• [Work to complete] After counting the lines below that hold the word "JSON", reply with the count and nothing else.

[Component data from apps and pages]
============================================================

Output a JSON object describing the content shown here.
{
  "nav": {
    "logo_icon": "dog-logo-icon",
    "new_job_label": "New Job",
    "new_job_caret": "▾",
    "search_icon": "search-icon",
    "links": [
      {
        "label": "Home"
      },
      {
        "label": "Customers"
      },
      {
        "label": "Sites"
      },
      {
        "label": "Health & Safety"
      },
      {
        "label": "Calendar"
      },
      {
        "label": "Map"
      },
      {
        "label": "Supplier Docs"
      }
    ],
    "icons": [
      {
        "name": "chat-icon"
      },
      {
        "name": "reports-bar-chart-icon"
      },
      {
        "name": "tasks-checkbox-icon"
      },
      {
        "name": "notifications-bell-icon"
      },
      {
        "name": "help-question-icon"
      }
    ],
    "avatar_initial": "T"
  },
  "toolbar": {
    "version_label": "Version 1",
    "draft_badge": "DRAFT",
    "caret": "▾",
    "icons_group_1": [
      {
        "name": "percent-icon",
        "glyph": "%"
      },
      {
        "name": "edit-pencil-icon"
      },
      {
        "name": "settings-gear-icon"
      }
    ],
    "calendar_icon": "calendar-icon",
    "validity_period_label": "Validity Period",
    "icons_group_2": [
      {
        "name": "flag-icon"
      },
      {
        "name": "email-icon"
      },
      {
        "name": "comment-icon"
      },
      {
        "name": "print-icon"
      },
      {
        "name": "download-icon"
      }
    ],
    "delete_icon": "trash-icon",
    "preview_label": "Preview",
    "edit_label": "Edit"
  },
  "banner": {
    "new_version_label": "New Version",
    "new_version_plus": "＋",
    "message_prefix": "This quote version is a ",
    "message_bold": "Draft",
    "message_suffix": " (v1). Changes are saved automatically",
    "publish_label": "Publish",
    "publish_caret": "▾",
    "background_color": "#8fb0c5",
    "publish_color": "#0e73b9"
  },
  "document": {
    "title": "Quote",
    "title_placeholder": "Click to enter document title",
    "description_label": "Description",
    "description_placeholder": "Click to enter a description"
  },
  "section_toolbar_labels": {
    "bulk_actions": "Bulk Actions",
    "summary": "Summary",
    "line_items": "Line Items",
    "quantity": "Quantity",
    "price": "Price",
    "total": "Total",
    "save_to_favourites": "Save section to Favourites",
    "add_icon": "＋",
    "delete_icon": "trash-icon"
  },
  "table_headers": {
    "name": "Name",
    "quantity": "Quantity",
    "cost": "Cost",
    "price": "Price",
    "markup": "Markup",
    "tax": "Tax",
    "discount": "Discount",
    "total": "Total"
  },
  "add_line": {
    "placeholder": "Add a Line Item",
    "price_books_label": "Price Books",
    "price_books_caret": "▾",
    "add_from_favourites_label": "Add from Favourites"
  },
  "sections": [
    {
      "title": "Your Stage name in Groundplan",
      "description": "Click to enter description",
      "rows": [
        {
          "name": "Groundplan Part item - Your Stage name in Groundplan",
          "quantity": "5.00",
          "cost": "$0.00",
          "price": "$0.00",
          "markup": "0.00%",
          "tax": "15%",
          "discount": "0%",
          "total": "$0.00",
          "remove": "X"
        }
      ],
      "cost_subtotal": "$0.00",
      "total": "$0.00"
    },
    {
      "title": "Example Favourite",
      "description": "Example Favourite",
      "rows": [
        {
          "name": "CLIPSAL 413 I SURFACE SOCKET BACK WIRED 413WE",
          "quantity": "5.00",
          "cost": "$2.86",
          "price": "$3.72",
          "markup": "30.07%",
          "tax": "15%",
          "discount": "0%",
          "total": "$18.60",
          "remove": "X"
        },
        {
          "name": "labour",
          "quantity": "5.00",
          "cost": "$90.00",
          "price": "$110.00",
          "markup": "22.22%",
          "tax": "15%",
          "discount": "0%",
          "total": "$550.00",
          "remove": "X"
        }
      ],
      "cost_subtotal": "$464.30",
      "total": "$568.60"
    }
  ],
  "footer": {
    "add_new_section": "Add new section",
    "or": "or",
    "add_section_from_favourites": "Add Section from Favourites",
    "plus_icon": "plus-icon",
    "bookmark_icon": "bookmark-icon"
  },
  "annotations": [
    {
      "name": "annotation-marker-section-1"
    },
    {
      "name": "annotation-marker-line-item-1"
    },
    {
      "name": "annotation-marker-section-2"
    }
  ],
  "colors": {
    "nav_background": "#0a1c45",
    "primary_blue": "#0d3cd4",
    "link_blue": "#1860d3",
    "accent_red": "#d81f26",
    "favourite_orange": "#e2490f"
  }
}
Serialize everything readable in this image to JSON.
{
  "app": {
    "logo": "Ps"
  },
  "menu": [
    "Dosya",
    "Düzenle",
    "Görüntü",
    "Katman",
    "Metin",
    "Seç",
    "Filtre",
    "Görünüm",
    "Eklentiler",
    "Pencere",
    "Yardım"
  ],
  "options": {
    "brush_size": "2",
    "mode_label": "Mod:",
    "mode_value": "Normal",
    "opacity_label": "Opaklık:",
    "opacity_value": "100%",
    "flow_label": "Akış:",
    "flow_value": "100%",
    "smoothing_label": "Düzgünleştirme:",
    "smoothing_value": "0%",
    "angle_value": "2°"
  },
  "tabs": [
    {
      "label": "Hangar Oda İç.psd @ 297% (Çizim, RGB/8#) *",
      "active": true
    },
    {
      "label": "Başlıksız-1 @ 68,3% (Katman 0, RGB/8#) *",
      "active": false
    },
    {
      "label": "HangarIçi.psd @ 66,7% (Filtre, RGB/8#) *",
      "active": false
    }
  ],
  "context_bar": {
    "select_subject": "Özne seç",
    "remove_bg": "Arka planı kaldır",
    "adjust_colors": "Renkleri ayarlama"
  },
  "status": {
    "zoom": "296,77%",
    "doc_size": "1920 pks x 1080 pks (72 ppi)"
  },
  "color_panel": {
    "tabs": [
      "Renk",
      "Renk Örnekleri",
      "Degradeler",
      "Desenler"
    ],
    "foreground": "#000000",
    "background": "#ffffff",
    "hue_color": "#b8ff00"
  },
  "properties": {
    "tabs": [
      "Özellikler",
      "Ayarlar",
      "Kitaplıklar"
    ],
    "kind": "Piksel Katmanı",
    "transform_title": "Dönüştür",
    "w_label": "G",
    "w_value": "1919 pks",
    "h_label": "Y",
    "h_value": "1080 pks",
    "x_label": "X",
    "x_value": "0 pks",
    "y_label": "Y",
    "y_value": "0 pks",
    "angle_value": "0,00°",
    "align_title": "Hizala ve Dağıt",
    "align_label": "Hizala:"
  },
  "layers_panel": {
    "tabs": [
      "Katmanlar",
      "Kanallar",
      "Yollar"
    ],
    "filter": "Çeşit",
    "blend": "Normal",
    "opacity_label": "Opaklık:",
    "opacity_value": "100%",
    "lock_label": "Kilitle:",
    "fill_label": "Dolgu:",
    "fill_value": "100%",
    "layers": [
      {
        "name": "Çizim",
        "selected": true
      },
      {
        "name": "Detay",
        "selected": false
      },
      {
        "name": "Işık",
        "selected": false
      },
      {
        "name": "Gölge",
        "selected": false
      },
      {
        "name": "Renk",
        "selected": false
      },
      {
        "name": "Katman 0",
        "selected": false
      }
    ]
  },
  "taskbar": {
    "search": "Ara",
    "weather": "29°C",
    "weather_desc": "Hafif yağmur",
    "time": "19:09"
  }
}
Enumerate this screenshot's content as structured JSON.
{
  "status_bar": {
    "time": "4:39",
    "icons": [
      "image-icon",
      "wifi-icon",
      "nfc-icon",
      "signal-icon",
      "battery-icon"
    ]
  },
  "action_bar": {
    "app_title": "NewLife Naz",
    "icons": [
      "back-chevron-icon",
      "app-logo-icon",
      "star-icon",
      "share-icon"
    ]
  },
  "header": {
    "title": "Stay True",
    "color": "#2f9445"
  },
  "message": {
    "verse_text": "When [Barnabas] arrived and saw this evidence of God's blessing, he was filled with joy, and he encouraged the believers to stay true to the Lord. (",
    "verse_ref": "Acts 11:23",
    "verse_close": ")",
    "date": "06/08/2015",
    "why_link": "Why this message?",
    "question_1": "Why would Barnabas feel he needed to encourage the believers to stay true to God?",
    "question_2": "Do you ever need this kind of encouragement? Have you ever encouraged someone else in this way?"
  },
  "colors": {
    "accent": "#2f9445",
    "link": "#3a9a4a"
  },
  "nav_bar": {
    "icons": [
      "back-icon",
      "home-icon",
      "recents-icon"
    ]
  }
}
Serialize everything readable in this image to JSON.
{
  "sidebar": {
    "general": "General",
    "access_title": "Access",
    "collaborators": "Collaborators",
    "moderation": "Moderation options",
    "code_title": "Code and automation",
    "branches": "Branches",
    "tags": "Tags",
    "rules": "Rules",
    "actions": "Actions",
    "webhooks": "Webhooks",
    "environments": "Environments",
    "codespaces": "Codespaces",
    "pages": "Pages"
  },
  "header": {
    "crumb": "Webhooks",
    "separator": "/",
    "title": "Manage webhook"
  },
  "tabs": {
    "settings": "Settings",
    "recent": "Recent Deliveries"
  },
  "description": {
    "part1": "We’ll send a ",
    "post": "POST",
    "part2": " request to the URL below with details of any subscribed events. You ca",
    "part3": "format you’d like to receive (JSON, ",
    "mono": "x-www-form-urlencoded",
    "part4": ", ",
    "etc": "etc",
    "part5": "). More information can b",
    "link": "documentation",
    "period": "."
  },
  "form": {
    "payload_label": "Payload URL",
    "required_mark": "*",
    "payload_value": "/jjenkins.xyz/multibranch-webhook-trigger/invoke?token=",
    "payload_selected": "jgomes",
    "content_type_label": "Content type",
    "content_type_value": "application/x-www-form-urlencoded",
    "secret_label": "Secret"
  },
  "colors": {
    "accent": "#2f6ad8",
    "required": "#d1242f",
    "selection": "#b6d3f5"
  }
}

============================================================

• [Finished exercise] 5